Vail Daily letter: Won’t ask permission |

Vail Daily letter: Won’t ask permission

Yes, Kay Cherry, there is no “free lunch”! There is no “Santa Claus” — referring to your comments in the Daily on the 19th regarding mushrooms on lands “owned” by the United States Forest Service. I too was here in the early years (1962), and can remember those days of solitude and freedom spent in sylvan wilds, all the while enjoying and indulging in the fruits of nature without direction, permission or regulation by any governmental authority — now that was “freedom” by any definition; that was personal stewardship of an asset belonging to all; and that was our personal covenant with each other to protect and preserve what we had and would become the inheritance of our children.
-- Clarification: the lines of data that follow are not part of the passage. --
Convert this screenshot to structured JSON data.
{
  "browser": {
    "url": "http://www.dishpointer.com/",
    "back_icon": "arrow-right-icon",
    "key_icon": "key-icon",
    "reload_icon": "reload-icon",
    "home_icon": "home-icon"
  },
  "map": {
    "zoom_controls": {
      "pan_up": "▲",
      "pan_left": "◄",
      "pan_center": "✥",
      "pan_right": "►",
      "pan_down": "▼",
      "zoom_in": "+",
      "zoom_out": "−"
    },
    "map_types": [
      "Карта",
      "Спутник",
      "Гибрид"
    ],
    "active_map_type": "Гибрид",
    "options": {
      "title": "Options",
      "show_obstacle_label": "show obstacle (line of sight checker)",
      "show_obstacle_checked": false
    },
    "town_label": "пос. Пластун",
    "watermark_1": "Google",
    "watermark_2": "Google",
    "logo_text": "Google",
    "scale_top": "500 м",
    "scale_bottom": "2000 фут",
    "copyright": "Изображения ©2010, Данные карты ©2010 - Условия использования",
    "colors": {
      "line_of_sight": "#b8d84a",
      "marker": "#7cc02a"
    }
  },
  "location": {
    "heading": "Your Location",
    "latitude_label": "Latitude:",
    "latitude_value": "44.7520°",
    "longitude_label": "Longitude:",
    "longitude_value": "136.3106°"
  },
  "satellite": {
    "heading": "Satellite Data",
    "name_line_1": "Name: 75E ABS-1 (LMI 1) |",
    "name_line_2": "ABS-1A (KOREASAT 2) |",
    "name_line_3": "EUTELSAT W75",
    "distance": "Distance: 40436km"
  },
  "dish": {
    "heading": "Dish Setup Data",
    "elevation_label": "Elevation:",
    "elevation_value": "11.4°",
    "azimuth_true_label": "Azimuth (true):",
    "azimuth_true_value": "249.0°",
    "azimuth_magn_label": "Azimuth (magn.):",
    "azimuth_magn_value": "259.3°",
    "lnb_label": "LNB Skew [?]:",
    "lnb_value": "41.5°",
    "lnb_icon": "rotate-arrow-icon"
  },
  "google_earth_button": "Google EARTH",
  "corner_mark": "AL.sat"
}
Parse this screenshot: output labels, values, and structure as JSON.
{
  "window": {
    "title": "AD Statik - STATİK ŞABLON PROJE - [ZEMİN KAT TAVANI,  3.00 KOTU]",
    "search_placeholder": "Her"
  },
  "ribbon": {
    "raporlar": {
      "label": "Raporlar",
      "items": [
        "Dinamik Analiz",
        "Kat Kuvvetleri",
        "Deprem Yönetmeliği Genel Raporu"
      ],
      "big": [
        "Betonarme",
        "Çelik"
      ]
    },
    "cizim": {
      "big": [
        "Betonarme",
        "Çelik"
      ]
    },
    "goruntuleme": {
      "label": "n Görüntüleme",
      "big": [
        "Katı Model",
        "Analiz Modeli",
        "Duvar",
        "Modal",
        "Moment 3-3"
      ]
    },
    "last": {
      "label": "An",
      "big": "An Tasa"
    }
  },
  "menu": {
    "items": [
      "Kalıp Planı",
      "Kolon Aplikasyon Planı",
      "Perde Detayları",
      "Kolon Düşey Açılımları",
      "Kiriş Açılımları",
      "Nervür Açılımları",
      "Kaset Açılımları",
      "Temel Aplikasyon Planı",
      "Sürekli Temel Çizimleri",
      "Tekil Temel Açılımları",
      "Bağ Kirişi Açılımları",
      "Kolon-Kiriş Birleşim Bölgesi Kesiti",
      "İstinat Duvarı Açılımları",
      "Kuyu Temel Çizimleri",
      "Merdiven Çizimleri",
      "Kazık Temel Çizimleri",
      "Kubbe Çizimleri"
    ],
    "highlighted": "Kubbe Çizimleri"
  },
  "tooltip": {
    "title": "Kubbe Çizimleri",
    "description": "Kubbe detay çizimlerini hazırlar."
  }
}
When you have such a perishable and ephemeral forest product such as a mere mushroom (edible or otherwise) that needs the oversight of a governmental agency to regulate, you come to realize that the term “freedom” has a much different connotation than what is touted in modern-day class-rooms or other governmental sources and agencies. All of this musing brings me to the conclusion and point that “freedom” today is issued to us all by governmental authority of every stripe by way of permit, license, registration, certification or executive order spawned by an agency such as the USDA. What we once thought were inalienable rights has been morphed into privileges granted by dictatorial decree — not from God, not from our parents, and not from an individual sense of entitlement, but simply from an omnipresent and overbearing government under the guise of protecting us from ourselves.

If we condescend and tacitly subject ourselves to such inane rules and regulations issued by the likes of the USDA, EPA, NSA, etc., then we truly have become enslaved by a master, and will continue to delude ourselves to believe that we live in a “free” country or that we are “free.” I, for one, will avail myself of a “right” to resist such a bureaucratic edict, and accordingly venture into the wilds, without a permit, to cut dead wood for my campfire, to pick a few berries and concoct a jam for my flap-jacks, and yes, to pick some mushrooms to garnish a trout or two. In this I will revisit a time when “freedom” was sourced from the law of nature or God, and not from a faceless bureaucrat that is on a control or regulatory “trip.” I find it simply embarrassing and humiliating to ask permission from some governmental hack to pick a damn mushroom on land that partially belongs to me; ergo, the taste of freedom is more palatable than a USDA-certified mushroom!

Fredric Butler

Support Local Journalism